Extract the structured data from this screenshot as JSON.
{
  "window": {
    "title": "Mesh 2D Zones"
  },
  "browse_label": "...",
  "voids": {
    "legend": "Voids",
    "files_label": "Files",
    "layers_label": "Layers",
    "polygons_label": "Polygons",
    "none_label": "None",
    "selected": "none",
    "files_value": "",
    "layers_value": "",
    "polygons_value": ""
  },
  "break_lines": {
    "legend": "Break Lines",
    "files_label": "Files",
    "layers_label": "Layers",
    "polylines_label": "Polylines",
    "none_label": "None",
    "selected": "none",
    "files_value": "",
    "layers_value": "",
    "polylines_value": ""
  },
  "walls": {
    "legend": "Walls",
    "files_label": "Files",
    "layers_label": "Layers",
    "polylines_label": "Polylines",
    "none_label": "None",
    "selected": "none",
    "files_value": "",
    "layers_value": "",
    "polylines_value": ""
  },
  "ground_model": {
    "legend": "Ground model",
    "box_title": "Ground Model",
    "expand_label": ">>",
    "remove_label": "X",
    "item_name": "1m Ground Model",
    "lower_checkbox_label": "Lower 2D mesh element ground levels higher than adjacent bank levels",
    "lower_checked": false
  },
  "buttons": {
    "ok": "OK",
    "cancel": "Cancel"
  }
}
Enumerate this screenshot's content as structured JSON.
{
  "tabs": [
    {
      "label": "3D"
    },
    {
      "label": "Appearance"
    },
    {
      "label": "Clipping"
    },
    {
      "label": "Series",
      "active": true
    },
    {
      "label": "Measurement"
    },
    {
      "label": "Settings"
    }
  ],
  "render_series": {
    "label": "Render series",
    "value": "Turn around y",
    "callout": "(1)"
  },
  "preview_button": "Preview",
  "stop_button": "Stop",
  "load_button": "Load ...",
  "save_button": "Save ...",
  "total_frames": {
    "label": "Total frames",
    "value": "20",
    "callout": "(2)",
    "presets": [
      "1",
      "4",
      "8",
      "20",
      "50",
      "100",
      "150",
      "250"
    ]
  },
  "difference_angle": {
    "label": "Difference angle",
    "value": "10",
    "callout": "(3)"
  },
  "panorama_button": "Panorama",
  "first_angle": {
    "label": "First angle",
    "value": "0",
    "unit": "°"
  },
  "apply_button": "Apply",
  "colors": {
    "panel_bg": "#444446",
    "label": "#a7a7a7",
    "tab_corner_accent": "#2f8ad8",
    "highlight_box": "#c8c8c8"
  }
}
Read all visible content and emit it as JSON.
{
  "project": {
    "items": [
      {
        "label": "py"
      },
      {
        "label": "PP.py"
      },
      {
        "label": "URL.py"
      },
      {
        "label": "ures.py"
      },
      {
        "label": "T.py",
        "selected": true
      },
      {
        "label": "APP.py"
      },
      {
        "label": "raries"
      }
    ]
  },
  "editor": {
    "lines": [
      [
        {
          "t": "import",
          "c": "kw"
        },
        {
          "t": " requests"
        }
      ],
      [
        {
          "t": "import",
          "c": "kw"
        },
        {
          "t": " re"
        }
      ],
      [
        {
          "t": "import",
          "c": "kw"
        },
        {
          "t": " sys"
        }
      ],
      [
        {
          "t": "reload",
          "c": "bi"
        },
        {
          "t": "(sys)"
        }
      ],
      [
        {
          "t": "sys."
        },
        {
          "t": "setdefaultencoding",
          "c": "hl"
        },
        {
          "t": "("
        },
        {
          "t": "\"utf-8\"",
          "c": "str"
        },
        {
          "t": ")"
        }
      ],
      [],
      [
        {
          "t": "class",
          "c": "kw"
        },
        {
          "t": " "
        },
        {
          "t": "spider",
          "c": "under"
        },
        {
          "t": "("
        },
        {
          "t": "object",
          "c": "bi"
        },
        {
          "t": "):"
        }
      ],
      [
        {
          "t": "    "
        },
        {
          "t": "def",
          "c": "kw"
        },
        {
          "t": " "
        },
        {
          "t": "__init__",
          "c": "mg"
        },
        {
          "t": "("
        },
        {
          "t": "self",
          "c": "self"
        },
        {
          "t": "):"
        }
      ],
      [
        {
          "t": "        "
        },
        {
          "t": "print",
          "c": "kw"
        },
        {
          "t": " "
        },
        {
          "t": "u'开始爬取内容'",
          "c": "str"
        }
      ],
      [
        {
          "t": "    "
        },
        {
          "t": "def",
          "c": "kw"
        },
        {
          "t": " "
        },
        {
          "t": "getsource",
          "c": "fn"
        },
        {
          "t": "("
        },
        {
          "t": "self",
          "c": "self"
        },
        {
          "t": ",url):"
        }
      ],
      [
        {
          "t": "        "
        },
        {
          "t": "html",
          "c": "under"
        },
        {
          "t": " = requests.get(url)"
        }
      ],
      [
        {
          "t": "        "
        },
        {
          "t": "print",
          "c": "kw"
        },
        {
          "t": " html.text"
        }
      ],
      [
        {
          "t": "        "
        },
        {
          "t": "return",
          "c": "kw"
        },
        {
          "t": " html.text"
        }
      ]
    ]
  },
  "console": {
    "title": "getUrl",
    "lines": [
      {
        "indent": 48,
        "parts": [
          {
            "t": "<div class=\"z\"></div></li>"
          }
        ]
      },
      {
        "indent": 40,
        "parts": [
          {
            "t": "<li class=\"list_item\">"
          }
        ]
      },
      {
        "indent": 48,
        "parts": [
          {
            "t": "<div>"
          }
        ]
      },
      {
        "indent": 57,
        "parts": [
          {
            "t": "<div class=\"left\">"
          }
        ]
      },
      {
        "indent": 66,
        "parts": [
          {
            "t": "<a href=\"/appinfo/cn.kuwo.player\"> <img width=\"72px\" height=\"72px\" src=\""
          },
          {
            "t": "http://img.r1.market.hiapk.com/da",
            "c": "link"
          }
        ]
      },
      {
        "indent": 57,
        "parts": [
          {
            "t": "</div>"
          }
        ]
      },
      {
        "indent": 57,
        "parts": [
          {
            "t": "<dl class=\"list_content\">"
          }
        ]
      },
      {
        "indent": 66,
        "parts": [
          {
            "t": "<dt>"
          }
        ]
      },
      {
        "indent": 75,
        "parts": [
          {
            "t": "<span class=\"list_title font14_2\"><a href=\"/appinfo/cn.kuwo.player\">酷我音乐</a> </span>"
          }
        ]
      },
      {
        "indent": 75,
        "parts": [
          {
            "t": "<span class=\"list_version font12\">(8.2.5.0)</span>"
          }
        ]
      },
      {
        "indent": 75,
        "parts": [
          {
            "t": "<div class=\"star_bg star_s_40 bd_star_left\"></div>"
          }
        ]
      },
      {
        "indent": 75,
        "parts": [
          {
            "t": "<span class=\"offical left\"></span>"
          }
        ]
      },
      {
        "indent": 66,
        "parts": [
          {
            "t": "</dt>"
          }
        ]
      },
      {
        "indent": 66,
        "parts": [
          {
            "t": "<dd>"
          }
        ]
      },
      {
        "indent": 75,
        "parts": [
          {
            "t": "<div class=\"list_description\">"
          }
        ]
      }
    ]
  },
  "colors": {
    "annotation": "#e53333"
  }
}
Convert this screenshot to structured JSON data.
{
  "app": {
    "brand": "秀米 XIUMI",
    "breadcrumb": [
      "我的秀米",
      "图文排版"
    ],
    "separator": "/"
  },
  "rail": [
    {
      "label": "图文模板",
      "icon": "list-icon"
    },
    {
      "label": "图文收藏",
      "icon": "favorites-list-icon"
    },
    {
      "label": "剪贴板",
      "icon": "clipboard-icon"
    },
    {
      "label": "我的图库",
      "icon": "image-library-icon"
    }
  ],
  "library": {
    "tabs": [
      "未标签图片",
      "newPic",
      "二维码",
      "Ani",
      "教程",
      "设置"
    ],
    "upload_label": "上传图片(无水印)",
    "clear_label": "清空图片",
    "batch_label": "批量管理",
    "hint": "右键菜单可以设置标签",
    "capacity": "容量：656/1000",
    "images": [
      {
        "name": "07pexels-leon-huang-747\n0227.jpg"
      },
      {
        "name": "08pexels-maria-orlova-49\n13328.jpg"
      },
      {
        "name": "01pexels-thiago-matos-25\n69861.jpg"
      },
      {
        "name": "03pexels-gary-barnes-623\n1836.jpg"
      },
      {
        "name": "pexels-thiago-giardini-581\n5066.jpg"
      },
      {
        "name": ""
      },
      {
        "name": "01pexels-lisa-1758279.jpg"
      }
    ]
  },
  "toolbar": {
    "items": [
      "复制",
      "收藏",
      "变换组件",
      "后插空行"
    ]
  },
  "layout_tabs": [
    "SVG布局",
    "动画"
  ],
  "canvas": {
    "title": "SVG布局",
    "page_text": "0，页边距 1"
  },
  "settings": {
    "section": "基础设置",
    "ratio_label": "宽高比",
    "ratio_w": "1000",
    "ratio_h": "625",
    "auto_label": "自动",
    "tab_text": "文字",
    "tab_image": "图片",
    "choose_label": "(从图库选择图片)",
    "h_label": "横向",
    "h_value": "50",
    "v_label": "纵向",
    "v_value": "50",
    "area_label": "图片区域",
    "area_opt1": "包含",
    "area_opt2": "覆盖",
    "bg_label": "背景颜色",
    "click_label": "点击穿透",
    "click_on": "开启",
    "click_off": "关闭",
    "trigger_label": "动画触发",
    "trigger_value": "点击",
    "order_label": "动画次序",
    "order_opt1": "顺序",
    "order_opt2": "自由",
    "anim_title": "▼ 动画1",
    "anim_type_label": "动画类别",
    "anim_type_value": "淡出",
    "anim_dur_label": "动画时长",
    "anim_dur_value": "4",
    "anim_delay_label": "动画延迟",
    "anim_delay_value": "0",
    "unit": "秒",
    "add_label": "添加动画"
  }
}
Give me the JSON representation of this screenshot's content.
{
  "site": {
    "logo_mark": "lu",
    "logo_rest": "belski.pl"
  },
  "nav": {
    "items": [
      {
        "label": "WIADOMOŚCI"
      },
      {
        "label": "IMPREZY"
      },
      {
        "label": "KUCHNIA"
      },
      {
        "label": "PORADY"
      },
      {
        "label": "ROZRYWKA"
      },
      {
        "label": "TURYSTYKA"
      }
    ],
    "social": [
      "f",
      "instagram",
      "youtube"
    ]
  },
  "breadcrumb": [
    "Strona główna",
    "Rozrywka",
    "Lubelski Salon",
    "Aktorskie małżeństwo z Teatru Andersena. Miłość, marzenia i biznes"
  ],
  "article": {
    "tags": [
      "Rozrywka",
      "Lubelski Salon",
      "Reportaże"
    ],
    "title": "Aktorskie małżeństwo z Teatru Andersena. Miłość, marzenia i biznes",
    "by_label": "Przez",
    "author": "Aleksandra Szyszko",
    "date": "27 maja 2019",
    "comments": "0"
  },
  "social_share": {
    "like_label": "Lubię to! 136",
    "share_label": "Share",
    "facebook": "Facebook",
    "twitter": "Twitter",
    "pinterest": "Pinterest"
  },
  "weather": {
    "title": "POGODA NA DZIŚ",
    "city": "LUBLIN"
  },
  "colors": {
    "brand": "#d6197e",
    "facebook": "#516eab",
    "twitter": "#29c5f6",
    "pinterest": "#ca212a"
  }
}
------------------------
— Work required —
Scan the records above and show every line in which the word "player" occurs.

— Response area —
            "t": "<a href=\"/appinfo/cn.kuwo.player\"> <img width=\"72px\" height=\"72px\" src=\""
            "t": "<span class=\"list_title font14_2\"><a href=\"/appinfo/cn.kuwo.player\">酷我音乐</a> </span>"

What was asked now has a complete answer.